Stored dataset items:
=== Begin Enclosure ===

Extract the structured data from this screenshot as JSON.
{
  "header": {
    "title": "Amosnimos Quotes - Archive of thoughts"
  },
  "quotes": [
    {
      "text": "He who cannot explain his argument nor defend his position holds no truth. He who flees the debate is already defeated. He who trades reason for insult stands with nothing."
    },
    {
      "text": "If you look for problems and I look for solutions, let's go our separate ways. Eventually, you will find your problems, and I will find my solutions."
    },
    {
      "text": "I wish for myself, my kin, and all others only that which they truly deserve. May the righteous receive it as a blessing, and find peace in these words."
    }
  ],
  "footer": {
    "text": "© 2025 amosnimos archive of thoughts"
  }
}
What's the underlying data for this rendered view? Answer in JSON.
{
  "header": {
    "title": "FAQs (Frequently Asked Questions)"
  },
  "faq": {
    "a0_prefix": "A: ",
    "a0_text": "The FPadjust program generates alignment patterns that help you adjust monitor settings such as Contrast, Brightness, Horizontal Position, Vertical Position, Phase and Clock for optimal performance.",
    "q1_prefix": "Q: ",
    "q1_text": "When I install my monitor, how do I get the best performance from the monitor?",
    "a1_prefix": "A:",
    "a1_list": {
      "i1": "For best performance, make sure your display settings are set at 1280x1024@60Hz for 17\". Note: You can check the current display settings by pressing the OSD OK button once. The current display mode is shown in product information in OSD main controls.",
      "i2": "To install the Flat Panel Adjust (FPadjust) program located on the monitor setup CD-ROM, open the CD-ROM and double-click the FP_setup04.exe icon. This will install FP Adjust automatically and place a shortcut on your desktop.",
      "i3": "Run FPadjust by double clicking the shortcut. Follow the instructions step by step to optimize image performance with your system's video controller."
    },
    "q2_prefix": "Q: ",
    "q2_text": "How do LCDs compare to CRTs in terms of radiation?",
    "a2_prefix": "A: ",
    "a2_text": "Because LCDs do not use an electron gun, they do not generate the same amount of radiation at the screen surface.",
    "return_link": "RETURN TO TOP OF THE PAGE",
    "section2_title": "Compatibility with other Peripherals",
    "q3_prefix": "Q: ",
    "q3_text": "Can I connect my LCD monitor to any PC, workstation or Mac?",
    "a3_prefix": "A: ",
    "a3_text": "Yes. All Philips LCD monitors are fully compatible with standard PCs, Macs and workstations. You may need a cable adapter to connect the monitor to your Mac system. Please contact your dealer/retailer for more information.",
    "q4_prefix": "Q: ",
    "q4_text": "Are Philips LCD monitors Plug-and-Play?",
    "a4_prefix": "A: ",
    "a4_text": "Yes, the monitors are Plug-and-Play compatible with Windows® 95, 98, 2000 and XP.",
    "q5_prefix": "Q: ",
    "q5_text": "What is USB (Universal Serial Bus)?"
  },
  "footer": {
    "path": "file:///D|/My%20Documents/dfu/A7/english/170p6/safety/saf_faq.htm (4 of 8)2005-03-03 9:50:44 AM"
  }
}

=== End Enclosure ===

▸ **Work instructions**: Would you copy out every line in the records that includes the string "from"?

▸ **Answer to this task**:
Extract the structured data from this screenshot as JSON.
    "q1_text": "When I install my monitor, how do I get the best performance from the monitor?",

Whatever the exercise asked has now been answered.